* [Task prompt]
Your task is to write out every line of the data exactly. Drop the pictures.
***** Provided information
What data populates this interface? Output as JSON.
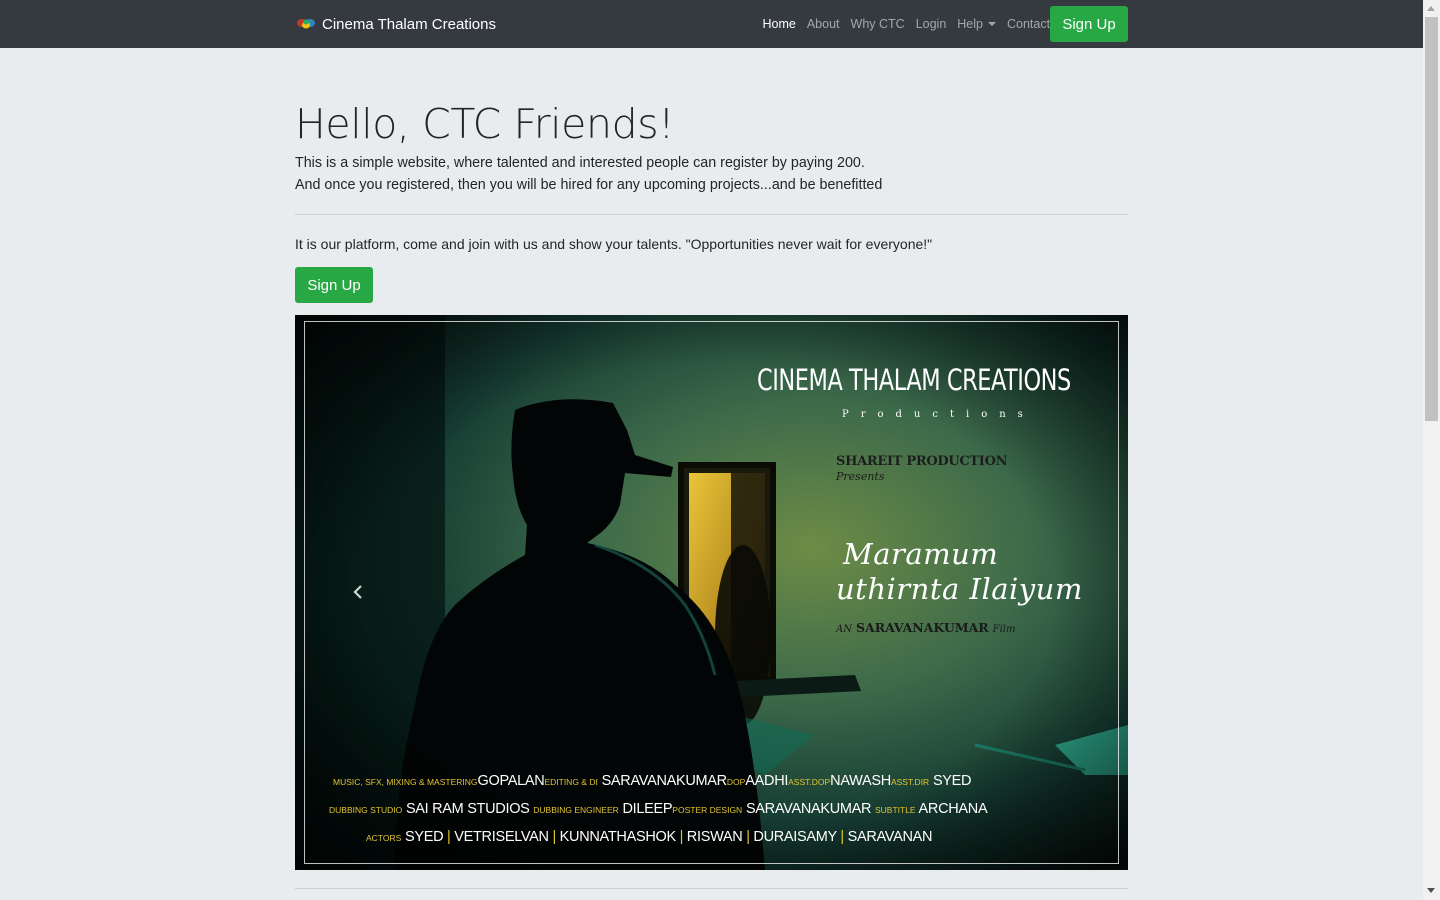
{
  "navbar": {
    "brand": "Cinema Thalam Creations",
    "links": [
      {
        "label": "Home",
        "active": true
      },
      {
        "label": "About",
        "active": false
      },
      {
        "label": "Why CTC",
        "active": false
      },
      {
        "label": "Login",
        "active": false
      },
      {
        "label": "Help",
        "active": false,
        "dropdown": true
      },
      {
        "label": "Contact",
        "active": false
      }
    ],
    "signup_label": "Sign Up",
    "bg_color": "#343a40",
    "accent_color": "#28a745"
  },
  "jumbotron": {
    "title": "Hello, CTC Friends!",
    "lead_line1": "This is a simple website, where talented and interested people can register by paying 200.",
    "lead_line2": "And once you registered, then you will be hired for any upcoming projects...and be benefitted",
    "tagline": "It is our platform, come and join with us and show your talents. \"Opportunities never wait for everyone!\"",
    "signup_label": "Sign Up"
  },
  "carousel": {
    "prev_icon": "chevron-left-icon",
    "poster": {
      "studio": "CINEMA THALAM CREATIONS",
      "productions": "Productions",
      "presenter": "SHAREIT PRODUCTION",
      "presents": "Presents",
      "film_title_line1": "Maramum",
      "film_title_line2": "uthirnta Ilaiyum",
      "director_prefix": "AN",
      "director_name": "SARAVANAKUMAR",
      "director_suffix": "Film",
      "credits": {
        "music_label": "MUSIC, SFX, MIXING & MASTERING",
        "music": "GOPALAN",
        "editing_label": "EDITING & DI",
        "editing": "SARAVANAKUMAR",
        "dop_label": "DOP",
        "dop": "AADHI",
        "asst_dop_label": "ASST.DOP",
        "asst_dop": "NAWASH",
        "asst_dir_label": "ASST.DIR",
        "asst_dir": "SYED",
        "dubbing_studio_label": "DUBBING STUDIO",
        "dubbing_studio": "SAI RAM STUDIOS",
        "dubbing_engineer_label": "DUBBING ENGINEER",
        "dubbing_engineer": "DILEEP",
        "poster_design_label": "POSTER DESIGN",
        "poster_design": "SARAVANAKUMAR",
        "subtitle_label": "SUBTITLE",
        "subtitle": "ARCHANA",
        "actors_label": "ACTORS",
        "actors": [
          "SYED",
          "VETRISELVAN",
          "KUNNATHASHOK",
          "RISWAN",
          "DURAISAMY",
          "SARAVANAN"
        ],
        "separator": "|"
      }
    }
  }
}
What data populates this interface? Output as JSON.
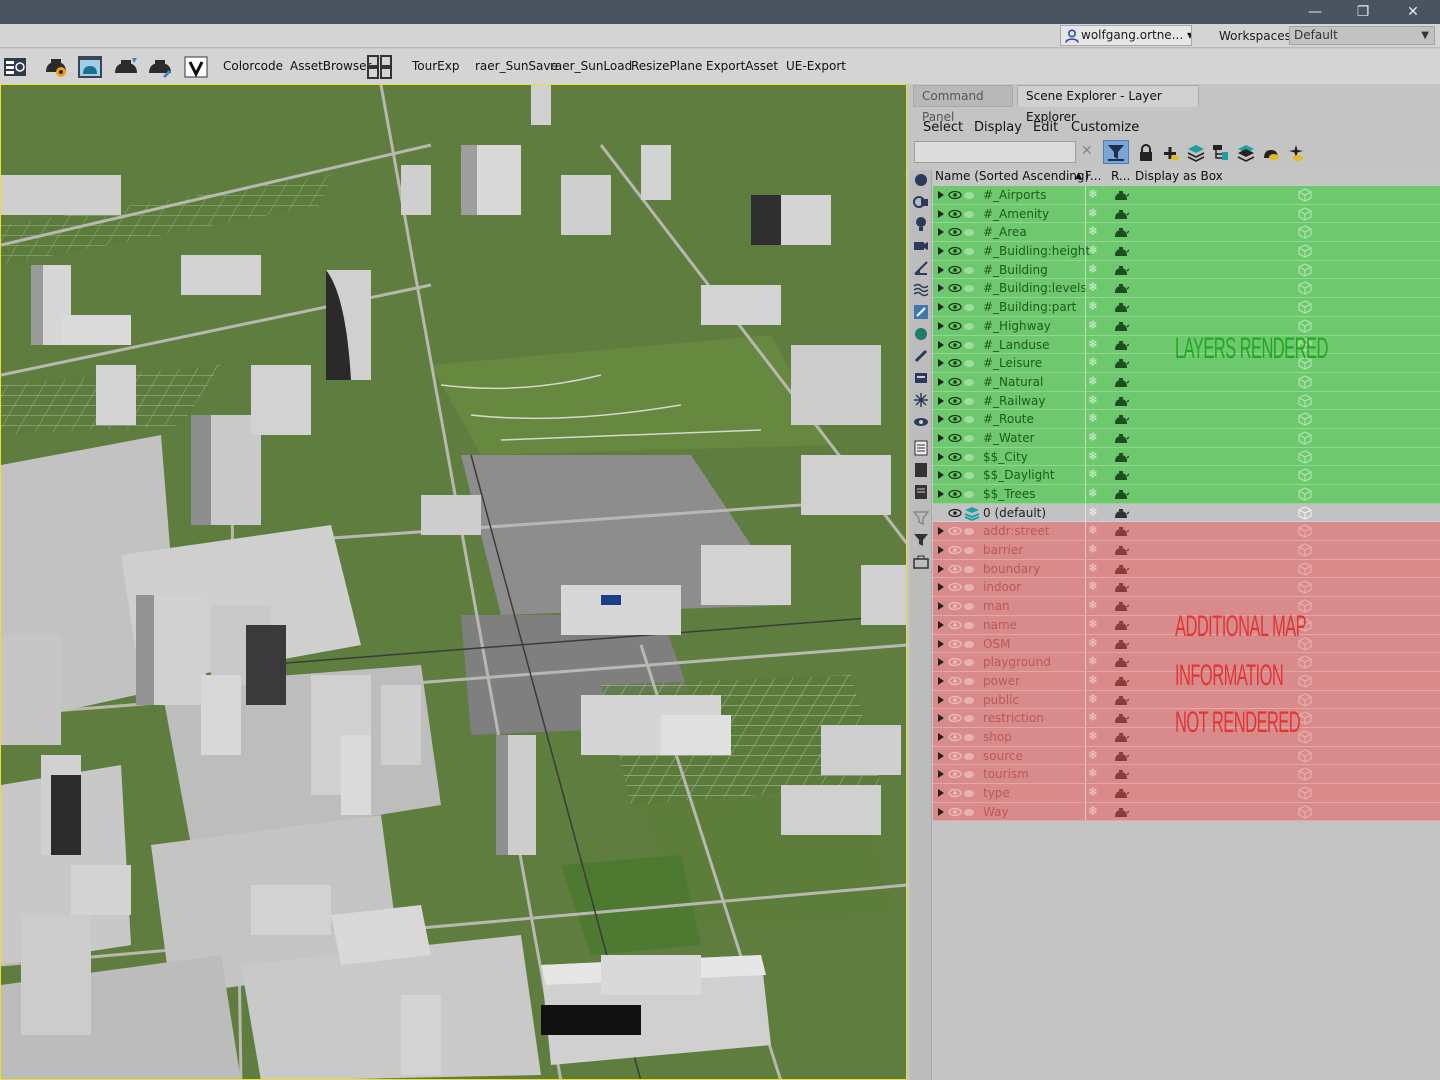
{
  "window": {
    "minimize": "—",
    "restore": "❐",
    "close": "✕"
  },
  "account": {
    "user": "wolfgang.ortne...",
    "user_caret": "▾",
    "workspaces_label": "Workspaces:",
    "workspace_value": "Default",
    "workspace_caret": "▼"
  },
  "toolbar": {
    "items": [
      "Colorcode",
      "AssetBrowser",
      "TourExp",
      "raer_SunSave",
      "raer_SunLoad",
      "ResizePlane",
      "ExportAsset",
      "UE-Export"
    ]
  },
  "panel": {
    "tabs": [
      "Command Panel",
      "Scene Explorer - Layer Explorer"
    ],
    "menu": [
      "Select",
      "Display",
      "Edit",
      "Customize"
    ],
    "search_value": "",
    "clear": "✕",
    "columns": {
      "name": "Name (Sorted Ascending)",
      "sort_arrow": "▲",
      "frozen": "F...",
      "render": "R...",
      "box": "Display as Box"
    }
  },
  "layers_rendered": [
    "#_Airports",
    "#_Amenity",
    "#_Area",
    "#_Buidling:height",
    "#_Building",
    "#_Building:levels",
    "#_Building:part",
    "#_Highway",
    "#_Landuse",
    "#_Leisure",
    "#_Natural",
    "#_Railway",
    "#_Route",
    "#_Water",
    "$$_City",
    "$$_Daylight",
    "$$_Trees"
  ],
  "default_layer": "0 (default)",
  "layers_not_rendered": [
    "addr:street",
    "barrier",
    "boundary",
    "indoor",
    "man",
    "name",
    "OSM",
    "playground",
    "power",
    "public",
    "restriction",
    "shop",
    "source",
    "tourism",
    "type",
    "Way"
  ],
  "annotations": {
    "rendered": "LAYERS RENDERED",
    "not_rendered_1": "ADDITIONAL MAP",
    "not_rendered_2": "INFORMATION",
    "not_rendered_3": "NOT RENDERED"
  },
  "colors": {
    "rendered_row": "#6ec86e",
    "not_rendered_row": "#d98b8b",
    "viewport_border": "#e8e02a",
    "annot_green": "#22a822",
    "annot_red": "#e03535"
  }
}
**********
* [Exercise result]
What data populates this interface? Output as JSON.
{
  "navbar": {
    "brand": "Cinema Thalam Creations",
    "links": [
      {
        "label": "Home",
        "active": true
      },
      {
        "label": "About",
        "active": false
      },
      {
        "label": "Why CTC",
        "active": false
      },
      {
        "label": "Login",
        "active": false
      },
      {
        "label": "Help",
        "active": false,
        "dropdown": true
      },
      {
        "label": "Contact",
        "active": false
      }
    ],
    "signup_label": "Sign Up",
    "bg_color": "#343a40",
    "accent_color": "#28a745"
  },
  "jumbotron": {
    "title": "Hello, CTC Friends!",
    "lead_line1": "This is a simple website, where talented and interested people can register by paying 200.",
    "lead_line2": "And once you registered, then you will be hired for any upcoming projects...and be benefitted",
    "tagline": "It is our platform, come and join with us and show your talents. \"Opportunities never wait for everyone!\"",
    "signup_label": "Sign Up"
  },
  "carousel": {
    "prev_icon": "chevron-left-icon",
    "poster": {
      "studio": "CINEMA THALAM CREATIONS",
      "productions": "Productions",
      "presenter": "SHAREIT PRODUCTION",
      "presents": "Presents",
      "film_title_line1": "Maramum",
      "film_title_line2": "uthirnta Ilaiyum",
      "director_prefix": "AN",
      "director_name": "SARAVANAKUMAR",
      "director_suffix": "Film",
      "credits": {
        "music_label": "MUSIC, SFX, MIXING & MASTERING",
        "music": "GOPALAN",
        "editing_label": "EDITING & DI",
        "editing": "SARAVANAKUMAR",
        "dop_label": "DOP",
        "dop": "AADHI",
        "asst_dop_label": "ASST.DOP",
        "asst_dop": "NAWASH",
        "asst_dir_label": "ASST.DIR",
        "asst_dir": "SYED",
        "dubbing_studio_label": "DUBBING STUDIO",
        "dubbing_studio": "SAI RAM STUDIOS",
        "dubbing_engineer_label": "DUBBING ENGINEER",
        "dubbing_engineer": "DILEEP",
        "poster_design_label": "POSTER DESIGN",
        "poster_design": "SARAVANAKUMAR",
        "subtitle_label": "SUBTITLE",
        "subtitle": "ARCHANA",
        "actors_label": "ACTORS",
        "actors": [
          "SYED",
          "VETRISELVAN",
          "KUNNATHASHOK",
          "RISWAN",
          "DURAISAMY",
          "SARAVANAN"
        ],
        "separator": "|"
      }
    }
  }
}
What data populates this interface? Output as JSON.
{
  "window": {
    "minimize": "—",
    "restore": "❐",
    "close": "✕"
  },
  "account": {
    "user": "wolfgang.ortne...",
    "user_caret": "▾",
    "workspaces_label": "Workspaces:",
    "workspace_value": "Default",
    "workspace_caret": "▼"
  },
  "toolbar": {
    "items": [
      "Colorcode",
      "AssetBrowser",
      "TourExp",
      "raer_SunSave",
      "raer_SunLoad",
      "ResizePlane",
      "ExportAsset",
      "UE-Export"
    ]
  },
  "panel": {
    "tabs": [
      "Command Panel",
      "Scene Explorer - Layer Explorer"
    ],
    "menu": [
      "Select",
      "Display",
      "Edit",
      "Customize"
    ],
    "search_value": "",
    "clear": "✕",
    "columns": {
      "name": "Name (Sorted Ascending)",
      "sort_arrow": "▲",
      "frozen": "F...",
      "render": "R...",
      "box": "Display as Box"
    }
  },
  "layers_rendered": [
    "#_Airports",
    "#_Amenity",
    "#_Area",
    "#_Buidling:height",
    "#_Building",
    "#_Building:levels",
    "#_Building:part",
    "#_Highway",
    "#_Landuse",
    "#_Leisure",
    "#_Natural",
    "#_Railway",
    "#_Route",
    "#_Water",
    "$$_City",
    "$$_Daylight",
    "$$_Trees"
  ],
  "default_layer": "0 (default)",
  "layers_not_rendered": [
    "addr:street",
    "barrier",
    "boundary",
    "indoor",
    "man",
    "name",
    "OSM",
    "playground",
    "power",
    "public",
    "restriction",
    "shop",
    "source",
    "tourism",
    "type",
    "Way"
  ],
  "annotations": {
    "rendered": "LAYERS RENDERED",
    "not_rendered_1": "ADDITIONAL MAP",
    "not_rendered_2": "INFORMATION",
    "not_rendered_3": "NOT RENDERED"
  },
  "colors": {
    "rendered_row": "#6ec86e",
    "not_rendered_row": "#d98b8b",
    "viewport_border": "#e8e02a",
    "annot_green": "#22a822",
    "annot_red": "#e03535"
  }
}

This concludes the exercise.